- REQUIRED ACTION:
Look through the data that follows and work out how many lines contain the string "立即缴费". Nothing but that number should be given.

- GIVEN RECORDS:
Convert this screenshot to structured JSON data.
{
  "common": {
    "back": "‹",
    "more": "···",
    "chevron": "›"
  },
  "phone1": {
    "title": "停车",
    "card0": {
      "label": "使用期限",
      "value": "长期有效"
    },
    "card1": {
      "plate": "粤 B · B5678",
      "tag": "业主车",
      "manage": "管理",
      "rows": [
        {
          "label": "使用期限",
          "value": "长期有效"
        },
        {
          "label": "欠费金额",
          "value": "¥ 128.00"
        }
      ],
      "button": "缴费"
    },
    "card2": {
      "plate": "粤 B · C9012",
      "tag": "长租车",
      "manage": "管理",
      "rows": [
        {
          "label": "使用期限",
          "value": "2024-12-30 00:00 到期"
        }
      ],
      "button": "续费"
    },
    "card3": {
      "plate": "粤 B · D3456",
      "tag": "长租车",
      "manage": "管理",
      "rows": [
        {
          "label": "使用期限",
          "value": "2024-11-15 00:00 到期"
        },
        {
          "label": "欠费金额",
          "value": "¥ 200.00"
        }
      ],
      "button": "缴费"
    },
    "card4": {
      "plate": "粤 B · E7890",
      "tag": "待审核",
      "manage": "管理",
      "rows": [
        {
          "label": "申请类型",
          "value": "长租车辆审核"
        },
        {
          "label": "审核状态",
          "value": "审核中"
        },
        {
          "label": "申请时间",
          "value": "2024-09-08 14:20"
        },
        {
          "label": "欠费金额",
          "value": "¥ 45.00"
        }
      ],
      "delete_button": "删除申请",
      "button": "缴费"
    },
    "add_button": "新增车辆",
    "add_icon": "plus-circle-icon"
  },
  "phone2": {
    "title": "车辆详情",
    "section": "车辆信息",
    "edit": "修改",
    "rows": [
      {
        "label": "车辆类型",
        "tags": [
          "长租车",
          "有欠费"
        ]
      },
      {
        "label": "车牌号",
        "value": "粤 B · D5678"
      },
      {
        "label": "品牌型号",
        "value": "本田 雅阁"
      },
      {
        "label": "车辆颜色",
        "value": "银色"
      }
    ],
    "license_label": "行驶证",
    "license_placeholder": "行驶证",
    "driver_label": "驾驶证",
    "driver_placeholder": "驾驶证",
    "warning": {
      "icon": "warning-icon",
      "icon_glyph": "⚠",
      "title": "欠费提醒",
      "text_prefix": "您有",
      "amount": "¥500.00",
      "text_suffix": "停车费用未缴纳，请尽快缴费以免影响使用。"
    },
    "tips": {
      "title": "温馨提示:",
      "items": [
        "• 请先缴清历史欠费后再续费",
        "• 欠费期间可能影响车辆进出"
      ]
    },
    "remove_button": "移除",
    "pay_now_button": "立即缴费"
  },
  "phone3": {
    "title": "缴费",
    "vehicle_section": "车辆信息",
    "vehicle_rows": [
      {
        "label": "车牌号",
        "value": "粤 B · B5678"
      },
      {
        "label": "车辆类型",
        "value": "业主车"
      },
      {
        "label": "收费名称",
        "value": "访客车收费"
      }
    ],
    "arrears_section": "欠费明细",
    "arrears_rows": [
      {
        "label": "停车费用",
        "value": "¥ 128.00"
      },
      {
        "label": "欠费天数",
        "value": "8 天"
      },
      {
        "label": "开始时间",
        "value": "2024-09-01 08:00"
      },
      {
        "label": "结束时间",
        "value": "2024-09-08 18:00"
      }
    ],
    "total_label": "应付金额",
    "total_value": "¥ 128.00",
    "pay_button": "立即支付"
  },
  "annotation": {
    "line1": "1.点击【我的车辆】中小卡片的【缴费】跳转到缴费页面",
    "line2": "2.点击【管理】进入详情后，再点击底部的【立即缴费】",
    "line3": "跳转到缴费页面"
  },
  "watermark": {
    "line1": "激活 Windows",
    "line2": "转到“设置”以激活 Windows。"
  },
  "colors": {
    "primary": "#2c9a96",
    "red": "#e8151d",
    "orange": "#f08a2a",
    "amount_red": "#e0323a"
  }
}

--

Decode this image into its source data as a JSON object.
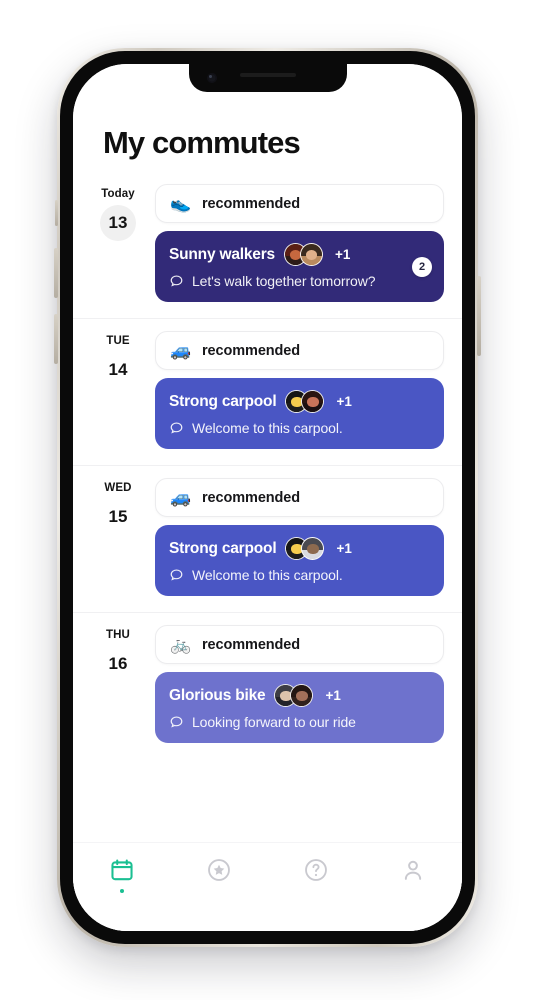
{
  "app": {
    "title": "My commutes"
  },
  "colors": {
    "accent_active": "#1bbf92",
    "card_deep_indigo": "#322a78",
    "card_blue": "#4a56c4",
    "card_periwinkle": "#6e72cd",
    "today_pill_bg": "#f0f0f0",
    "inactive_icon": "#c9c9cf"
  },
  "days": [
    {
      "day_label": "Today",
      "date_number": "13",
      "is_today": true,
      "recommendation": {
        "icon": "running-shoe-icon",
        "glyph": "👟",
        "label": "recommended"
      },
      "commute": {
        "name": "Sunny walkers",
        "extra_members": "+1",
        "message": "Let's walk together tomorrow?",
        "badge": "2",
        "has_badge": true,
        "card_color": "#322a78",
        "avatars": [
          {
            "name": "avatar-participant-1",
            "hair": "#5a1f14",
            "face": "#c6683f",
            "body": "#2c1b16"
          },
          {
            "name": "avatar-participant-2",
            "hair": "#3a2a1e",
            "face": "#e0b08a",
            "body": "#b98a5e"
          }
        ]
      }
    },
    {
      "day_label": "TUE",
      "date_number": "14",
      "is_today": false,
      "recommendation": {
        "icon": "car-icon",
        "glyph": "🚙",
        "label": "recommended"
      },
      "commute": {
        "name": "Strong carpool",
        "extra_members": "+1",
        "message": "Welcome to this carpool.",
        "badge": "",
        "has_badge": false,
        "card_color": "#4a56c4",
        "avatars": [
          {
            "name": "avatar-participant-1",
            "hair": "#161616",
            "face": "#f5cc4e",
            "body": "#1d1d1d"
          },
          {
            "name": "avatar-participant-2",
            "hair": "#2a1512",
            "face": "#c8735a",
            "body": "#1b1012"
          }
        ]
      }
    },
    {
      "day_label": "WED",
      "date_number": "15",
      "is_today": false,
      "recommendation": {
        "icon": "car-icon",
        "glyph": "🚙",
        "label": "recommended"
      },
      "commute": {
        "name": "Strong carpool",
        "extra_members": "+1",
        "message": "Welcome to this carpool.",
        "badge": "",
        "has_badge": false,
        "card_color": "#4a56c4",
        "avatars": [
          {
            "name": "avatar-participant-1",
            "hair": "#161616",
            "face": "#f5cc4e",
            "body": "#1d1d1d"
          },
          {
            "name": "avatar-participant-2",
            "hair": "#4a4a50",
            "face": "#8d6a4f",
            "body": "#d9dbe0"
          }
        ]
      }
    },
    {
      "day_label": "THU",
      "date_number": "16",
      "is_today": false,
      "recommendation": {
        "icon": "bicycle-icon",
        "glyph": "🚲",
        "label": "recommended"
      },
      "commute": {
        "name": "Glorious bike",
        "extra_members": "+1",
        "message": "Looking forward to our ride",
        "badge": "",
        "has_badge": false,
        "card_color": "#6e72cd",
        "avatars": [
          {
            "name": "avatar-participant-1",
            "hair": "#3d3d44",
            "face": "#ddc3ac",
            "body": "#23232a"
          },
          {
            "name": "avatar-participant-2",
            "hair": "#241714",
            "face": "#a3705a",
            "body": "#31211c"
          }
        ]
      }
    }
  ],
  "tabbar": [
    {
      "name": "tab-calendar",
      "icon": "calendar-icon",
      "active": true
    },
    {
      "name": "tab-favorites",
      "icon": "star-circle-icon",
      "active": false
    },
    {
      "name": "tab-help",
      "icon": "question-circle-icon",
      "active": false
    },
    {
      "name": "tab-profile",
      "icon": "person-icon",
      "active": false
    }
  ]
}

- ANSWER BOX:
2